Nigel Grindley, ’21
In 2012, Nigel and Cathy retired after 32 years of research and teaching in the Department of Molecular Biophysics and Biochemistry at Yale University and moved full time to the island. Although a molecular biologist by profession, Nigel has embraced ﬁeld-based studies since his retirement and become a strong supporter of, and active participant in, citizen science.
Lovers of nature, hiking, wildlife and the great outdoors, Nigel and Cathy joined Adrian’s Army to help maintain the trails they so enjoyed, volunteered with the US Fish and Wildlife Service to monitor Piping Plovers and American Oystercatchers and their nests, and with Kim Gaffett and Project Limulus to survey horseshoe crabs in the Great Salt Pond.

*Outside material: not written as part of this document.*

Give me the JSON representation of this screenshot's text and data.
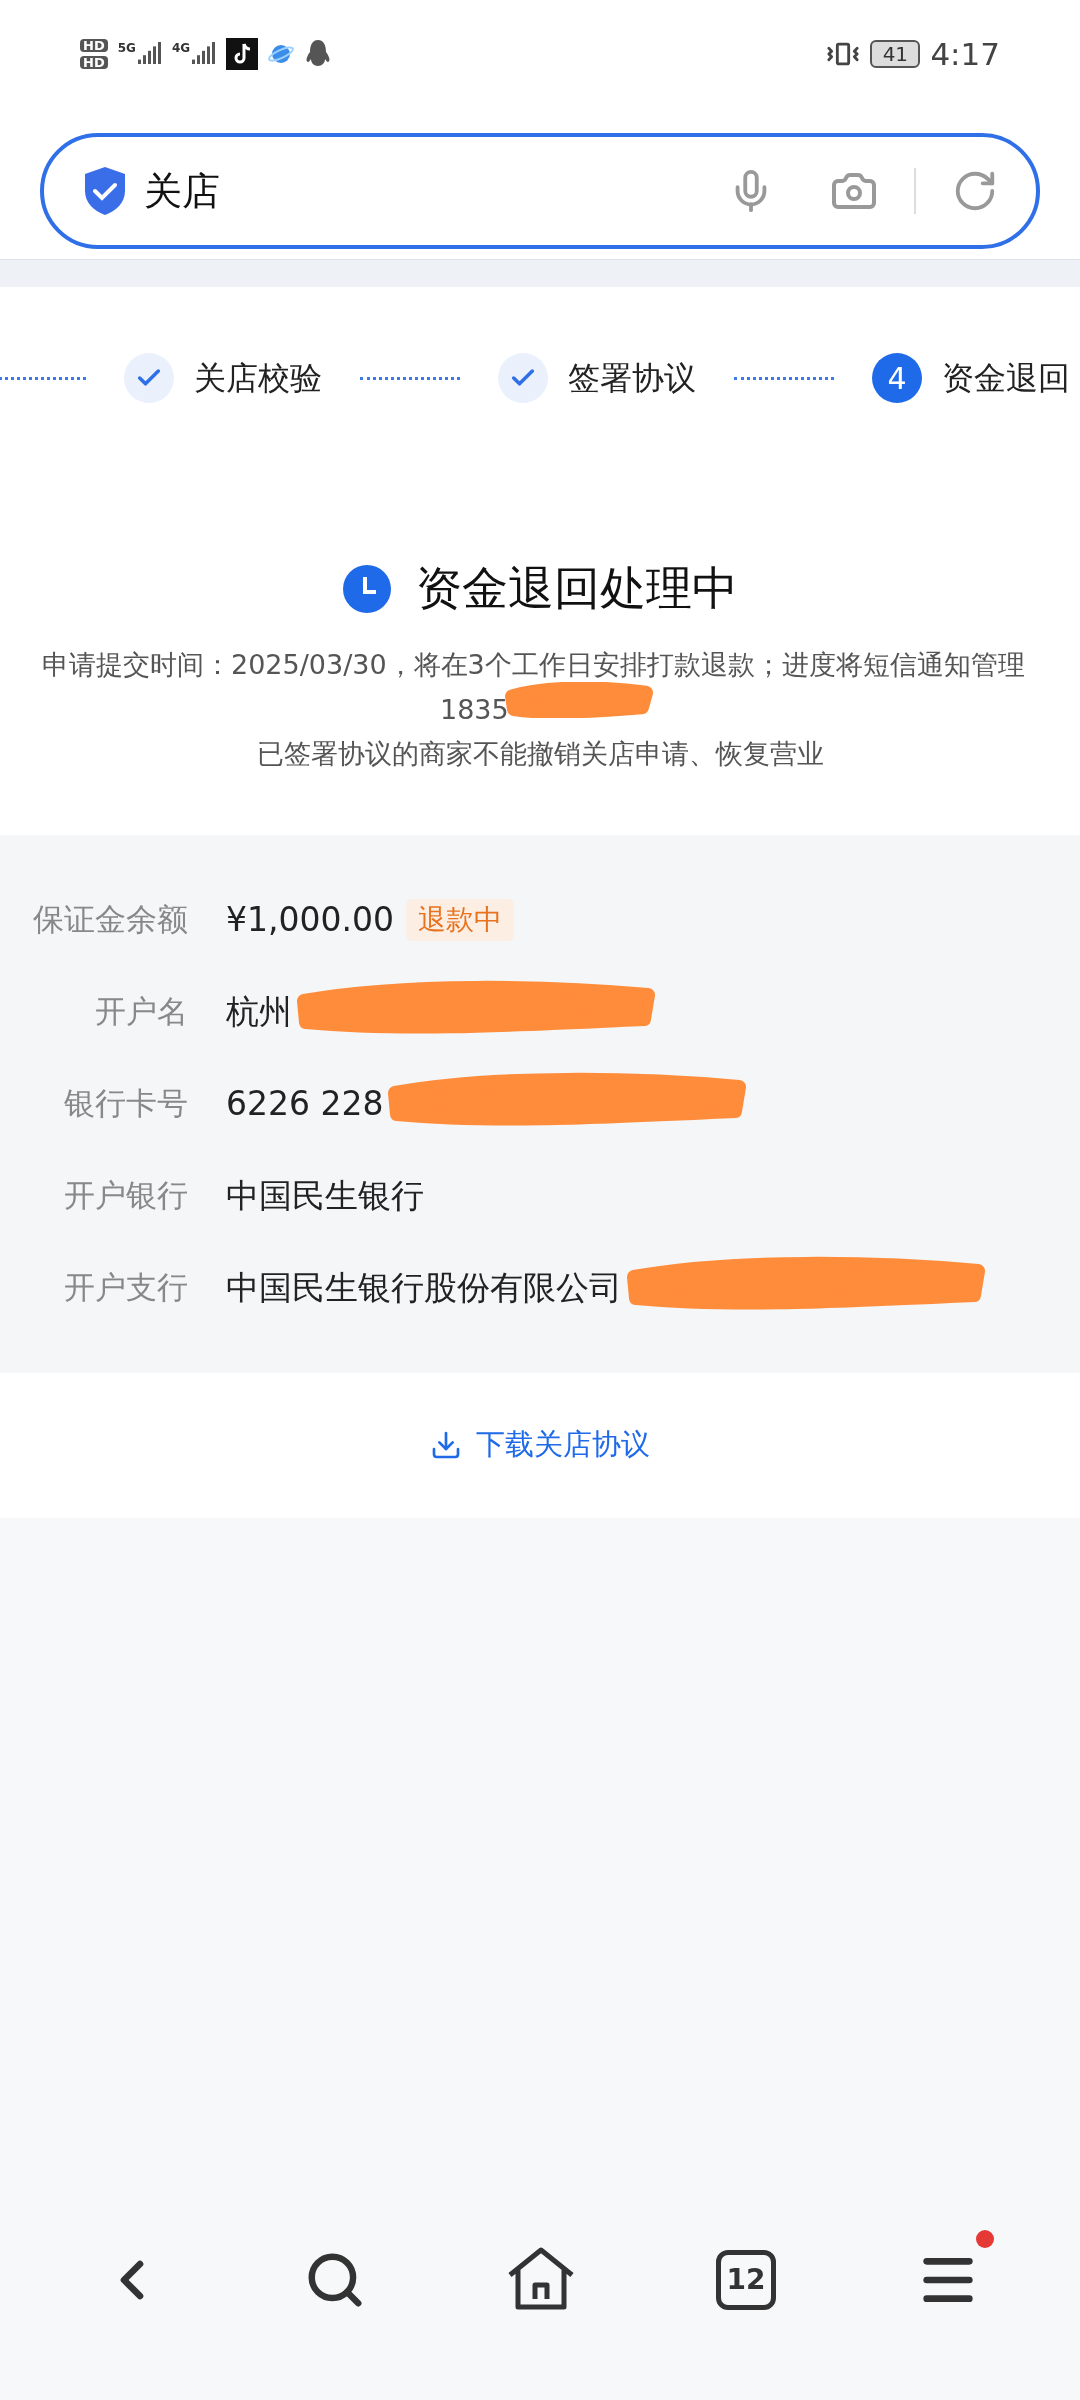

Nigel is currently engaged in a project to document the moth population of Block Island (with summer resident Aaron Hunt, and the enthusiastic support of The Nature Conservancy and the USF&WS).
Well aware of the fragility of the island and the existential threat of climate change and sea level rise, Nigel and Cathy are members of a team (led by Professor Bryan Oakley from Eastern Connecticut State University) that has been measuring dune and beach proﬁles around the island to determine the extent of erosion and regeneration ever since Superstorm Sandy.